Japanese Jazz Prodigy Hiromi: 'Spiral'

At just 26 years old, Hiromi is considered one of Japan's best jazz pianists and composers. Musician and Day to Day contributor David Was says her music is "part classical, part jazz and part simply unclassifiable." He reviews her third album, Spiral.

Copyright © 2006 NPR. For personal, noncommercial use only. See Terms of Use. For other uses, prior permission required.

Mr. DAVID WAS (Musician, Journalist): Jazz was born and raised in America, but has taken root in far corners of the globe, and has been embraced with fervor unknown on these ungrateful shores.

CHADWICK: It's musician and regular DAY TO DAY contributor, David Was.

Mr. WAS: This is especially true in Japan, where artists like Ryuichi Sakamoto and Sadao Watanabe have garnered worldwide acclaim. Add to their ranks a twenty-six-year-old keyboard phenom named Hiromi Uehara, or just Hiromi for short. Her new album, Spiral, is her third on the esteemed Telarc label, and follows on the heels of her wildly successful debut in 2003, which sold 100,000 units in Japan alone.

(Soundbite of music)

Mr. WAS: Bonus DVD of a song entitled, Return of Kung-Fu World Champion, shows Hiromi to be a wild-haired waif, whose energy and intensity belie her petite frame.

Poised over an electronic keyboard, and a Yamaha grand piano, she rat-a-tats funky baselines on the former, and then elaborates harmonically and melodically on the latter as her two western bandmates try to keep pace with the impossibly brisk tempo.

(Soundbite of music)

Mr. WAS: Her technique is formidable, and must have always been. At the age of 14, she performed with the Czech Philharmonic, then sat in with pianist Chick Corea three years later in Tokyo. She made a small pile of yen doing jingles for Nissan and others in Japan, then made her way to that renowned jazz hatchery, the Berklee School of Music in Boston, where she found a mentor in legendary jazz pianist Ahmad Jamal, whose biggest fan was always Miles Davis.

(Soundbite of music)

Mr. WAS: Part of Hiromi's appeal is her catholic taste as a listener.

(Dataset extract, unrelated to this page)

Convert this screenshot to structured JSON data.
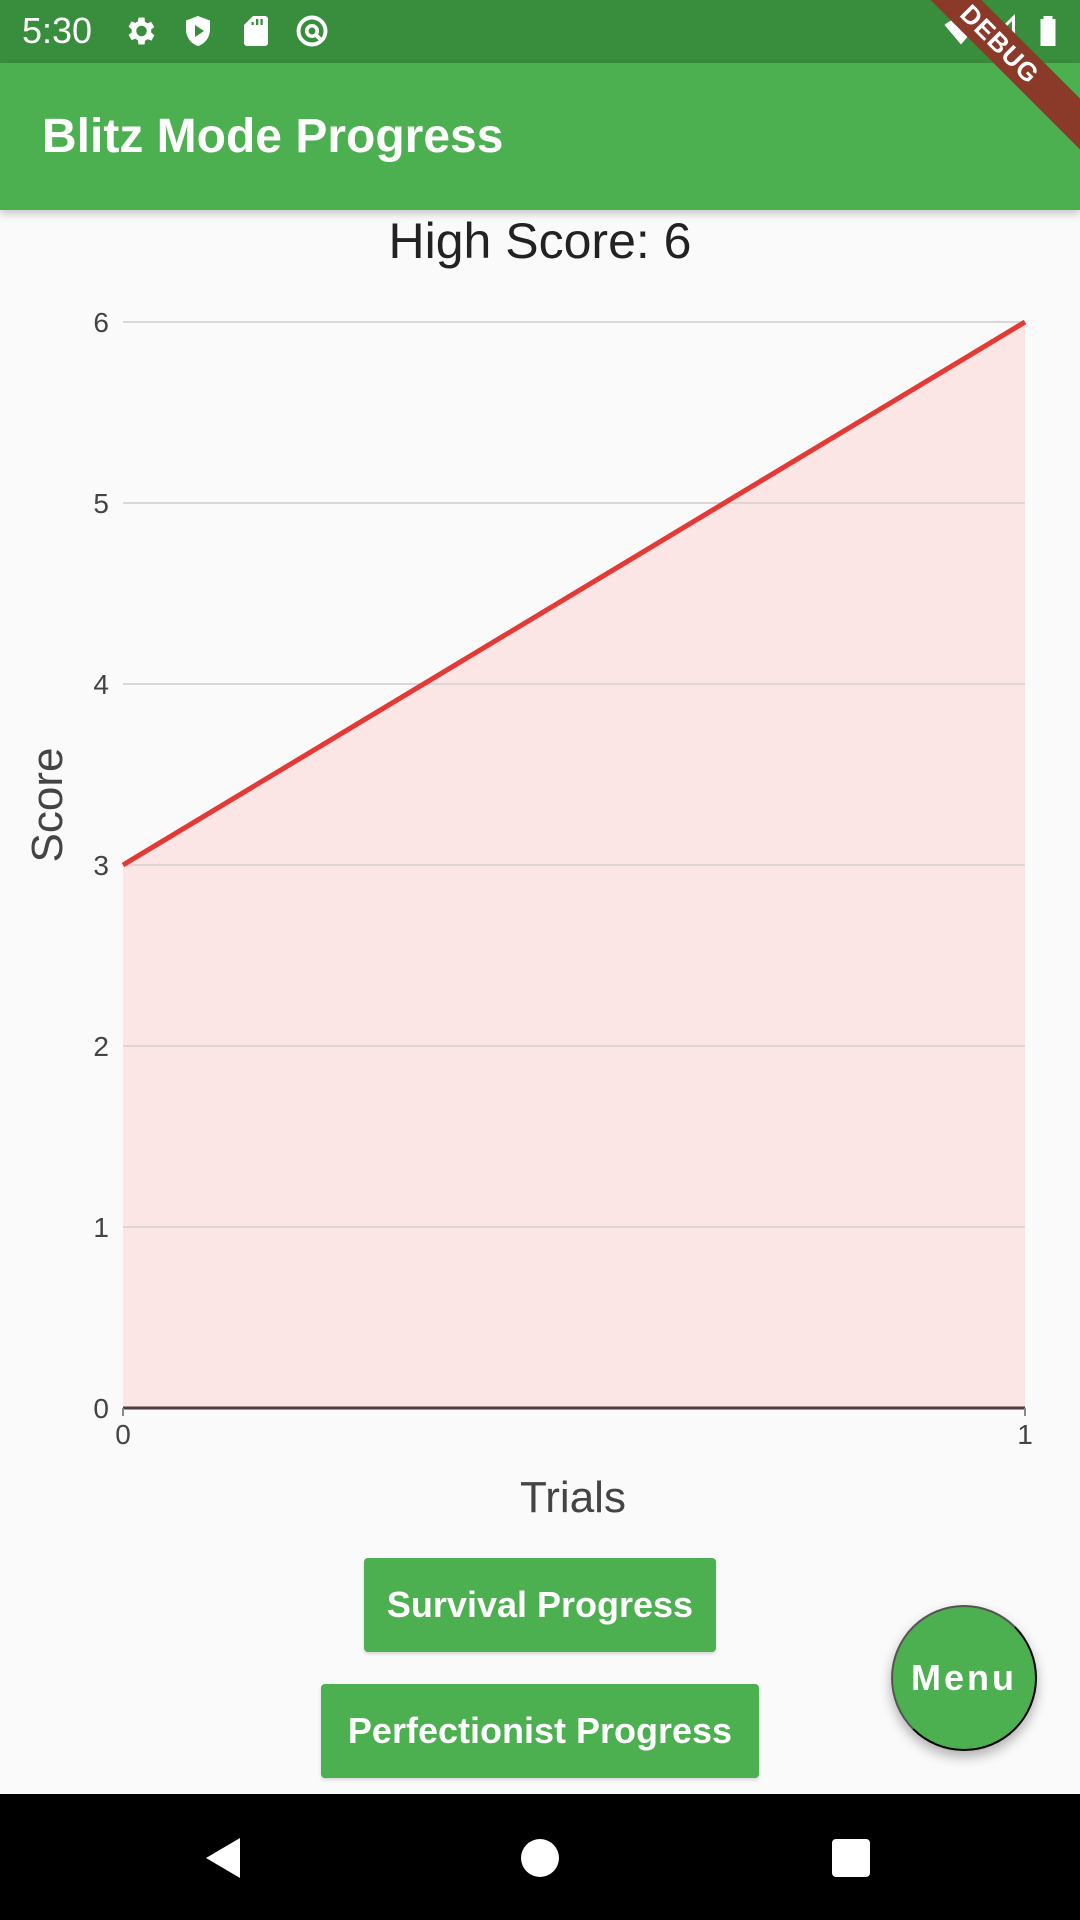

With a professed love for Bach and Liszt and Oscar Peterson, one comes to understand her penchant for conventional pianism, and her sure sense of swing. But half of her heart belongs to musical adventures, like King Crimson and Sly Stone, leading Hiromi to resist being labeled as a mere jazz artist.

Other people can put a name on what I do, she says, it has elements of classical and rock and jazz, but I don't want to give it a name. If she won't, I will. Hiromi is a 21st century improviser, and defies easy pigeonholing. Like Duke Ellington said, there are only two kinds of music, good and bad; and she ain't bad at all.

CHADWICK: Musician and DAY TO DAY contributing writer David Was. The album by Hiromi Uehara is called Spiral.

Copyright © 2006 NPR. All rights reserved. No quotes from the materials contained herein may be used in any media without attribution to NPR. This transcript is provided for personal, noncommercial use only, pursuant to our Terms of Use. Any other use requires NPR's prior permission. Visit our permissions page for further information.

NPR transcripts are created on a rush deadline by a contractor for NPR, and accuracy and availability may vary. This text may not be in its final form and may be updated or revised in the future. Please be aware that the authoritative record of NPR's programming is the audio.

Related NPR Stories

Purchase Featured Music

Spiral

Purchase Music

close

Purchase Featured Music

  • Album: Spiral
  • Artist: Hiromi Uehara
  • Label: Telarc
  • Released: 2006
 

Comments

 

Please keep your community civil. All comments must follow the NPR.org Community rules and Terms of Use. NPR reserves the right to use the comments we receive, in whole or in part, and to use the commenter's name and location, in any medium. See also the Terms of Use, Privacy Policy and Community FAQ.